My advice to other bands: make a great record. It's got to have songs! Not fucking jams or just nice parts or a concatenation of bits or a quote-unquote cool synth sound - it's got to sound like someone felt it, okay. Someone studied their Beatles and their Stones and Velvets and reached deep and wrote something!! More and more we tear the songs I write apart in rehearsal, then reassemble them in the studio. Steven's written two tracks for our new LP--which is good. He is much more meticulous than I am, much less prolific. And I love the way he writes.

How do you feel about the state of the music industry today? There is no doubt a massive change underway; how do you see it and do you feel it’s positive at all?

The state of the record industry is a welfare state. Full stop. Or a fiefdom. We're the serfs. No one knows what to do! That makes it sort of a melee, doesn't it? Should we put out a 7" just like in 1994? Should we give away everything? Try to get 10,000 likes on Wastebook? You tell us what we should do--cause we just keep on doing gigs and making songs up and recording could get into a wax about it all day long, if one wanted to die an early death!! That's it! I should just die! (Our old lead guitarist and producer, Tim Boland, great Irish guy, used to tisk tisk John, The Black Watch will be massive--only you'll have to die to get the recognition you deserve as a songwriter! I love that Tim--such a pepper! He's maybe right though; the thing is, we don't care about being massive: we'd like to be big enough to tour constantly but we're okay. We're pretty happy and grateful for the cult-amount, very small, of fans we do have!!)

Do you prefer vinyl, CD, cassette tape or mp3 format when listening to music? Do you have any strong feelings toward any of them?

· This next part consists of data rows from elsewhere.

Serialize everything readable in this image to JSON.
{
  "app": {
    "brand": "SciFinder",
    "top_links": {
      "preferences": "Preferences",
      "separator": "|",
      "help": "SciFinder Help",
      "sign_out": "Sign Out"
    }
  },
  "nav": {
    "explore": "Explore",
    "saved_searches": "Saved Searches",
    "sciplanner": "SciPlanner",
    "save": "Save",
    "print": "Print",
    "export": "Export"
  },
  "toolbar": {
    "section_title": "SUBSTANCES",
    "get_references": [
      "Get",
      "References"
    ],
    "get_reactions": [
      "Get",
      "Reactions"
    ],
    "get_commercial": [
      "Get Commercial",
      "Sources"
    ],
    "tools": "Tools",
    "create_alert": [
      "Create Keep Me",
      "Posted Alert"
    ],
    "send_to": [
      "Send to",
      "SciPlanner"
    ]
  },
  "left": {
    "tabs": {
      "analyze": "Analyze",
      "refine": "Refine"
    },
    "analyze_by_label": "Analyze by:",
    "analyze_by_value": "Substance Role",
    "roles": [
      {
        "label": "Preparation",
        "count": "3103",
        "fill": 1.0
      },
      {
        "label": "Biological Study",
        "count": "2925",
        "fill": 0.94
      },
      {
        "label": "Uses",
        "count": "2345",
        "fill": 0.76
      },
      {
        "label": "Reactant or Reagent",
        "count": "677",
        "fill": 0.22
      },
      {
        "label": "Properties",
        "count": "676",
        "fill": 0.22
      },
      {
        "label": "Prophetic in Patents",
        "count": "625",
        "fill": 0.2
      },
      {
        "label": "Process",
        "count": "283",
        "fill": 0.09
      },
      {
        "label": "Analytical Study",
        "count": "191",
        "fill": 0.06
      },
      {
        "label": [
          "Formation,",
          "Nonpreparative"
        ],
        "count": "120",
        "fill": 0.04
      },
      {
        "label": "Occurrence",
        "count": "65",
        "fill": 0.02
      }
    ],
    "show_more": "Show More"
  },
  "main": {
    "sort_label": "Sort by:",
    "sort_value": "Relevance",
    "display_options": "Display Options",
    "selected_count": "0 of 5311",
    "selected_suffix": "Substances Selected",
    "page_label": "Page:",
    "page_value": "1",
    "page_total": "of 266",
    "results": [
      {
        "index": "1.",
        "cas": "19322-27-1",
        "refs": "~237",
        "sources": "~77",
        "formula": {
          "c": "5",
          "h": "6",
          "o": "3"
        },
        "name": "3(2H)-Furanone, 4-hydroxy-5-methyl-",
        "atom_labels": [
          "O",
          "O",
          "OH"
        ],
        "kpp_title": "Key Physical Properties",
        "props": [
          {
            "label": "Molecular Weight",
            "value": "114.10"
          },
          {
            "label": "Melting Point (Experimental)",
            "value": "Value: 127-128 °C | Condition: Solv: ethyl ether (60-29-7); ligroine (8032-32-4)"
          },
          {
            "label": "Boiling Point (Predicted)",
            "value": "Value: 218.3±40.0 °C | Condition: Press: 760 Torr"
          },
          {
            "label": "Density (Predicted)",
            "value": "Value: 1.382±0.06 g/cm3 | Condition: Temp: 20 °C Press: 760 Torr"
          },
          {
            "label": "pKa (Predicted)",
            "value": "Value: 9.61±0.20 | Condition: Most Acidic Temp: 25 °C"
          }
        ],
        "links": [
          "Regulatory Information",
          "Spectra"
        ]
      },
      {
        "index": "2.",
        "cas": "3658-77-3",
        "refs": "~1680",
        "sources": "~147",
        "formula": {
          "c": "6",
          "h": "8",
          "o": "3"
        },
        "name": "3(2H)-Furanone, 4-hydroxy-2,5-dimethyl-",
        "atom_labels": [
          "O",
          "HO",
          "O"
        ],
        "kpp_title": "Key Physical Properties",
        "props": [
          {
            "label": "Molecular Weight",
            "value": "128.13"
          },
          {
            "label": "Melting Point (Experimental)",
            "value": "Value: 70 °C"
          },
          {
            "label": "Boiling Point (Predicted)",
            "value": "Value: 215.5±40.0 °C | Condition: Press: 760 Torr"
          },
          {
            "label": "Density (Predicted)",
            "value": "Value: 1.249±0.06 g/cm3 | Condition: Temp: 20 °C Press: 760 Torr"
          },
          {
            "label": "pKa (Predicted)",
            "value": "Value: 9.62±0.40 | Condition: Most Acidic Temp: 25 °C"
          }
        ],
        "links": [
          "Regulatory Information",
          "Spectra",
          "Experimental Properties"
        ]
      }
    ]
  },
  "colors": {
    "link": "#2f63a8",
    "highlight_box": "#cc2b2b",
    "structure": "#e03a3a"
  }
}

I just installed a tape deck in my Volvo and it has opened up a whole world of music that I bought 15 years ago! I prefer vinyl.

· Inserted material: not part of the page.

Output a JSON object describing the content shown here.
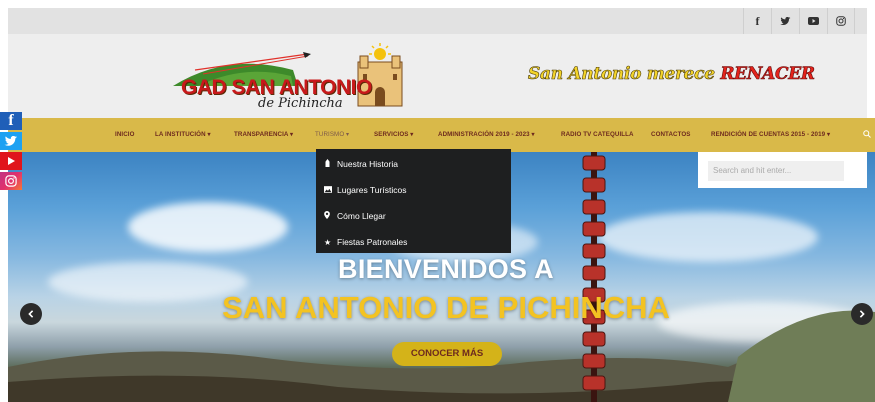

What artists (musicians or otherwise) have most influenced your work?

I think I talked about the biggest influences. One might add The Church and Robyn Hitchcock, The Jazz Butcher and Jesus and Mary Chain. The Zombies above all. Loads of poetry informs much of my writing. Favorites: T.S. Eliot, Shelley, Plath, Philip Larkin, Chaucer, Shakespeare, John Donne, Li-Young Lee. Plus - the films of David Lynch, Stanley Kubrick, Hitchcock, Wes and Paul Thomas Anderson.

Can you tell us a little about what you are currently into (books, films, art, bands, etc.)?

The book I am most into is the one I have just finished revising!! I have a second novel coming out on Full Court Press this year or early next: it's called The King of Good Intentions and it's about an indie rock band!! Surprise!!

It's very Martin Amis x Samuel Beckett x J.D. Salinger--meant to be very funny (and I hope people laugh out loud when they read it). There's going to be a CD included with the book by the "band" The Weird Sisters, whose formation and flowering the book chronicles. Yeah, it's a bit of a gimmick, but I hope it'll be fun. Henry Rollins was supposed to put it out 12 years ago but he was told by his lawyers and accountants he couldn't do (just as my book was going to be typeset) any books other than his own. You see, he lost 8 zillion on a hardback coffee table Metallica book or something! Like Metallica fans want a $50 book!! They want a t-shirt and a program to get signed and that's it. It was heartbreaking to have a novel accepted and then suffer such a fate; but things work out for the best, I believe, and 11 years later I revised it, made it funnier (I think) and more poetic and spritely and now it's gonna be issued!

What is your philosophy (on life), if any, that you live by?

I reckon that's my philosophy of life, as well. I don't trust people who ascribe to the "everything happens for a reason" pseudo-philosophy!! That's for lazy fuckers who have no ethos!! Or who can't deal with the essentially chaotic nature of things. Read Lucretius: that's my philosophy. Read Samuel Johnson. Then go play guitar!!